Prosecutors, too, deserved to lose because they fought so shamelessly and recklessly to win. It wasn't just that they got caught cheating with their aviation witnesses. It wasn't just the paucity of independent evidence linking Moussaoui to the crime. It was the hypocrisy of trying to substitute Moussaoui for Osama bin Laden, Ramzi Binalshibh, Khalid Shaikh Mohammed, and the 19 lunatics who actually flew into the buildings and the ground. This sham reached its nadir during closing arguments, when prosecutor David Novak told jurors that Moussaoui "murdered 2,972 innocent people on 9/11 and he will kill again in prison."
And high-ranking government officials, who crassly tried to make political points by blaming Moussaoui for the crimes of the dead hijackers, deserved to lose so they cannot continue to spin this case, this trial, as a huge victory in the war on terror.
This battle in the war on terror was lost years ago, when it became clear even to U.S. officials that Moussaoui was not the 20th hijacker slated to doom Flight 93 and when the defendant himself began to take advantage of his constitutional rights to manipulate the judicial system. It is a stain on the record of this administration that it attempted to make a show trial out of the Moussaoui case when it could have simply put him on ice in Guantanamo Bay or charged him with lesser crimes.
Assuming that at least some on the panel wished the worst for a guy who scorned and mocked them at trial, this result tells Moussaoui that jurors believed in the end that that he is most appropriately dispatched to a prison cell at the Supermax facility in Florence, Colo., where he will remain in solitary confinement 23 hours a day. It tells him that some jurors didn't want to raise his stature in the creepy world of terrorism to a level it never came closing to reaching before the 9/11 attacks.
It reminds us all that he never pulled a trigger, never got onto a plane on 9/11, never talked to a single one of the real hijackers once they all came to America, never learned how to fly, and never did anything to effectuate his own plan to fly into anything, much less the White House.

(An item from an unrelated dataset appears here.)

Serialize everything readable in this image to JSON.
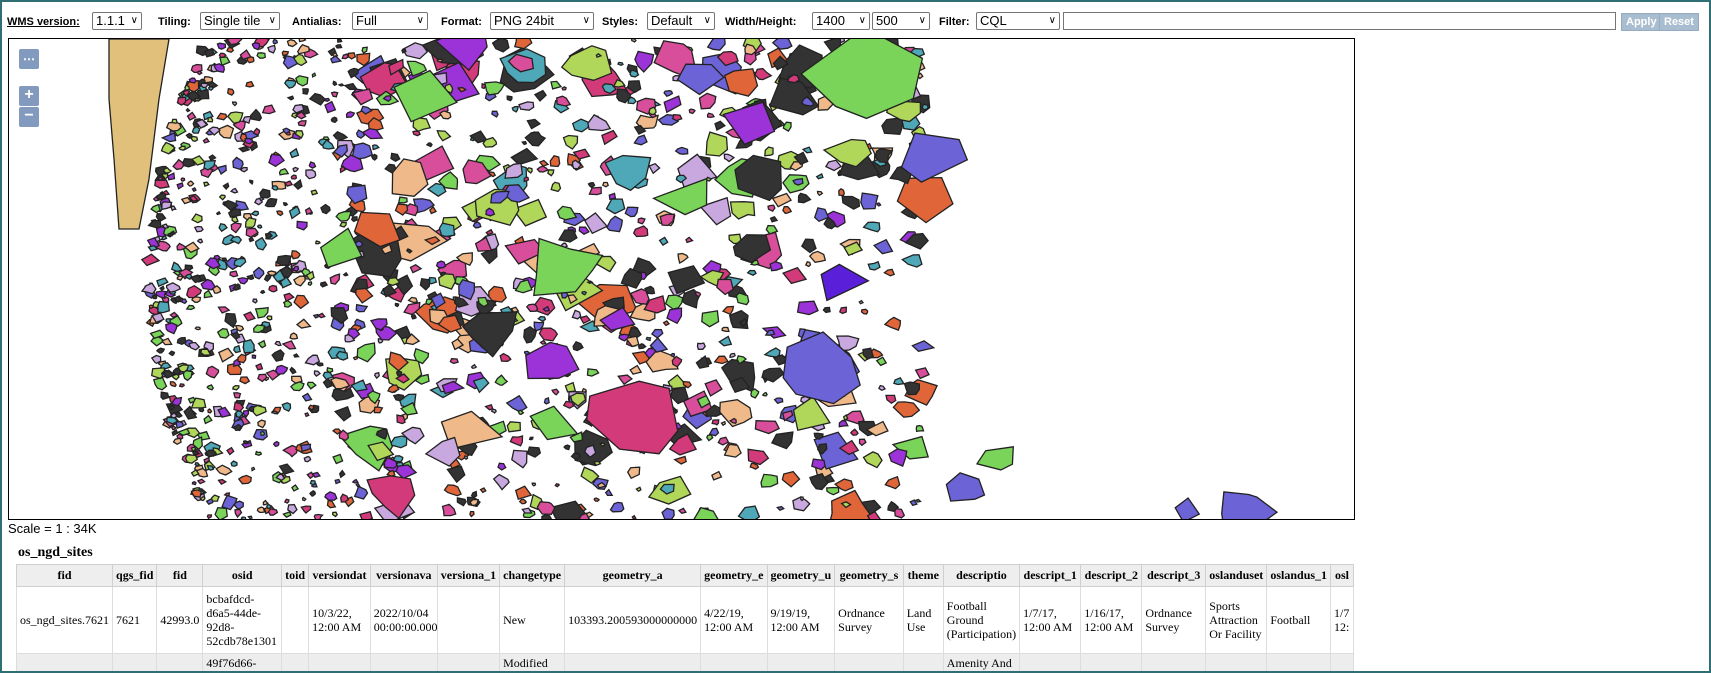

The verdict tells the government that it must bear, and does bear, no small degree of culpability for failing to stop the terror attacks. It tells the government that it ought to come back to court with a capital case if and only if it gets bin Laden, or is ready to finally turn over for trial the real 9/11 plotters, Mohammed and Binalshibh, from whatever hellhole they now reside. It tells our leader that we, the people, could see through the hype and the spin that our government sought to sell us; that we are smarter than all that.
So now, finally, this mess of a case ends. It ends in Alexandria, Va., instead of in the federal death chamber in Terre Haute, Ind. It ends with few being able to proclaim "closure," the word that means so many different things to so many different people that it really means nothing at all.
It ends with prosecutors losing the trial of their lifetimes, defense attorneys losing a client they probably wish they never had, the government losing a case it desperately wanted to win, and the judge losing from her courtroom and her docket a cast of characters and issues that caused her one headache after another for nearly four-and-a-half years.
And now, Moussaoui heads off to spend the rest of his miserable days in prison with rogues like the Unabomber, Theodore Kaczynski, and Terry Nichols, the Oklahoma City bombing conspirator, and Ramzi Yousef, who masterminded the first attack on the World Trade Center, and Sheikh Omar Abdel Rahman, the blind cleric also involved in that 1993 attack on the Twin Towers.
In fact, Moussaoui for a while during one of his more pungent lies claimed that he was training to hijack a plane so he could rescue Rahman. Perhaps they can briefly chat about that now that they both have been dispatched, once, finally, and forever, to the landfill of history.
By Andrew Cohen